Archaeologists at the University of New Mexico have studied the history of the Pueblo Indians from an unusual perspective: based on the principles of their poultry keeping. It is known that this group of peoples, who inhabited the southwest of America and the northwest of Mexico, kept turkeys in their economy 1600 years ago. The study's lead author, Professor Cyler Conrad, believes that this bird is an important part of the history of the region's indigenous people.
Studying the data obtained during the excavations, as well as historical evidence, Konrad was looking for answers to three questions: what place did the turkey pens occupy among other outbuildings; whether their design has changed over time, and what conclusions can be drawn based on generalized information over several centuries. The scientist concluded that the ancient pueblos had a "multifaceted relationship with these birds."
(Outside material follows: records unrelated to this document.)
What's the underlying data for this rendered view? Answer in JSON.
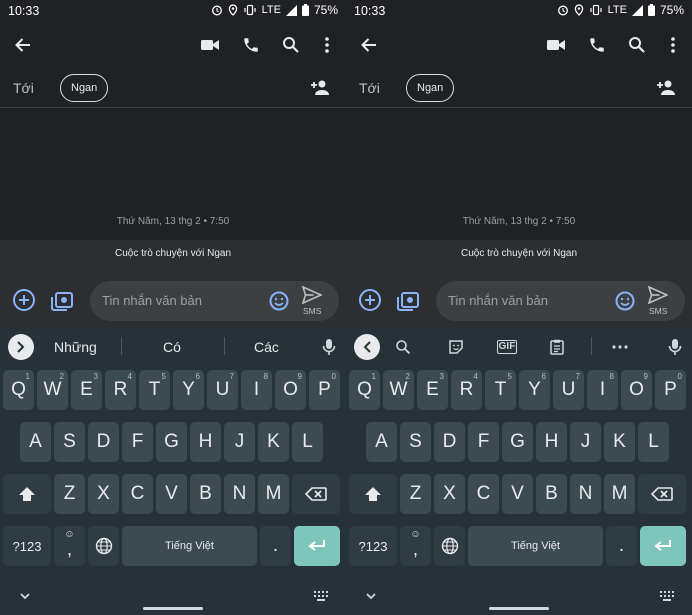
{
  "status": {
    "time": "10:33",
    "network": "LTE",
    "battery": "75%"
  },
  "recipient": {
    "to_label": "Tới",
    "chip": "Ngan"
  },
  "conversation": {
    "date": "Thứ Năm, 13 thg 2 • 7:50",
    "banner": "Cuộc trò chuyện với Ngan"
  },
  "composer": {
    "placeholder": "Tin nhắn văn bản",
    "send_sub": "SMS"
  },
  "suggestions": [
    "Những",
    "Có",
    "Các"
  ],
  "keyboard": {
    "row1": [
      {
        "k": "Q",
        "h": "1"
      },
      {
        "k": "W",
        "h": "2"
      },
      {
        "k": "E",
        "h": "3"
      },
      {
        "k": "R",
        "h": "4"
      },
      {
        "k": "T",
        "h": "5"
      },
      {
        "k": "Y",
        "h": "6"
      },
      {
        "k": "U",
        "h": "7"
      },
      {
        "k": "I",
        "h": "8"
      },
      {
        "k": "O",
        "h": "9"
      },
      {
        "k": "P",
        "h": "0"
      }
    ],
    "row2": [
      "A",
      "S",
      "D",
      "F",
      "G",
      "H",
      "J",
      "K",
      "L"
    ],
    "row3": [
      "Z",
      "X",
      "C",
      "V",
      "B",
      "N",
      "M"
    ],
    "symbols": "?123",
    "comma": ",",
    "space": "Tiếng Việt",
    "period": "."
  },
  "colors": {
    "accent": "#7ec5bb",
    "keyboard_bg": "#263238",
    "key_bg": "#3c4a52",
    "app_bg": "#202124"
  }
}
He found that sometimes the turkeys were kept right in the living rooms. In other cases, pens were specially designed for poultry, or for these purposes, premises were used that were already pens before. The most interesting discovery was the stay of the turkeys in the amazing "room 28": this was the name of one of the places in the Chaco Canyon, which is now a National Historical Park. In a room in one of the houses of an abandoned village, there were cylindrical vessels with traces of cocoa. The discovery was the first evidence of consumption of this drink in this region, as well as evidence of extensive trade ties - here cocoa does not grow. The turkeys from Room 28 may have been there even earlier - when the room itself was a pen.
Often, the pueblos let the turkeys go free, sometimes kept in small cages, sometimes tied to ropes. They were fed differently: the diet included both wild seeds and corn, which was present on the tables of their owners. The flexibility of poultry farming methods has allowed the Indians to successfully breed turkeys for so many years.
Konrad recalls that the indigenous peoples of this region have always had a "special and important relationship" with eagles, herons and other birds. The Maya and Aztecs domesticated turkeys for ritual purposes, but Konrad found no similar evidence for the pueblo.